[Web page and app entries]
──────────────────────────────
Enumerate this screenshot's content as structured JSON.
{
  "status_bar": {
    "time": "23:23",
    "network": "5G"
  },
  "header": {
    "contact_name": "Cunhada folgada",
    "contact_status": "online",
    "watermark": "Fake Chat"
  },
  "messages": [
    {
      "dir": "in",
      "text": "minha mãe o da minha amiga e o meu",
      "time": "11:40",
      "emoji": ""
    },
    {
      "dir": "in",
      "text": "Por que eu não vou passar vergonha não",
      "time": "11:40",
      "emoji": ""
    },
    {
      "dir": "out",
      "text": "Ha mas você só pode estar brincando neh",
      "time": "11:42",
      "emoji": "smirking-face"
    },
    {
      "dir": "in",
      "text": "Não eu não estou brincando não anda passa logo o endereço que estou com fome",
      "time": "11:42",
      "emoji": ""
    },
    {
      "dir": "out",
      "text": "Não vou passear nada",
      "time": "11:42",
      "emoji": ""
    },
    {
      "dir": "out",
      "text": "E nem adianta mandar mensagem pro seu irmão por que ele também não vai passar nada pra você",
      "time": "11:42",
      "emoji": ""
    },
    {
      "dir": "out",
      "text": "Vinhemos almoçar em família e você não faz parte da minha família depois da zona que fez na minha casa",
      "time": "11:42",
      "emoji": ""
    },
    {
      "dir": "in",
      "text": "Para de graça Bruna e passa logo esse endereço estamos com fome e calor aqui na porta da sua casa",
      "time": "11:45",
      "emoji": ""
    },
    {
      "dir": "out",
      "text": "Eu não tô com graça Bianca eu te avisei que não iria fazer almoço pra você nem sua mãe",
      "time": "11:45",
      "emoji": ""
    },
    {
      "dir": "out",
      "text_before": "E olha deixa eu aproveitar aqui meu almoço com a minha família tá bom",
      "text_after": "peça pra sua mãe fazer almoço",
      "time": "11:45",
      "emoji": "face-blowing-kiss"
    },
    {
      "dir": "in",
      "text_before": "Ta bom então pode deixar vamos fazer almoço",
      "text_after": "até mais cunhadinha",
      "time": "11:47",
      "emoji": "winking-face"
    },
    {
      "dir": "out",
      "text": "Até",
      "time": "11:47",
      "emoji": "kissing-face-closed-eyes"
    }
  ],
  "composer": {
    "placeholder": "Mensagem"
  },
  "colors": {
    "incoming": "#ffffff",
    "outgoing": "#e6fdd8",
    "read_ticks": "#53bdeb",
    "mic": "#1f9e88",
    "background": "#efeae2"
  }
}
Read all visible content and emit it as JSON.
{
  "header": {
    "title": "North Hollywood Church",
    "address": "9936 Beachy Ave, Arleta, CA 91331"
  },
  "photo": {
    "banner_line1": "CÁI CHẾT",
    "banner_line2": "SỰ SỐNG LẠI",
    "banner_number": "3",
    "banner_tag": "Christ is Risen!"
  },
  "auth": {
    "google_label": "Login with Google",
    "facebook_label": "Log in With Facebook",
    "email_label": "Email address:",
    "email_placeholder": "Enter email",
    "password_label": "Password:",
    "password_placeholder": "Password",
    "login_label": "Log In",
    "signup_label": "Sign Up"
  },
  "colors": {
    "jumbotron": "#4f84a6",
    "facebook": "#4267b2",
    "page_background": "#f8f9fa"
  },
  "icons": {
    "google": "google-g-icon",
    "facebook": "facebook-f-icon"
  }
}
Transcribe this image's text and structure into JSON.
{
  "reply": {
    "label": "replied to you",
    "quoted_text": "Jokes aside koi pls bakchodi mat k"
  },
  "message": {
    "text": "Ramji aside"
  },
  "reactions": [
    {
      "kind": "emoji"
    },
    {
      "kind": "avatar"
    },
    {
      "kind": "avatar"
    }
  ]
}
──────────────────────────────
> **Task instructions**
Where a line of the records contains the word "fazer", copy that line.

> **Written response**
      "text": "Eu não tô com graça Bianca eu te avisei que não iria fazer almoço pra você nem sua mãe",
      "text_after": "peça pra sua mãe fazer almoço",
      "text_before": "Ta bom então pode deixar vamos fazer almoço",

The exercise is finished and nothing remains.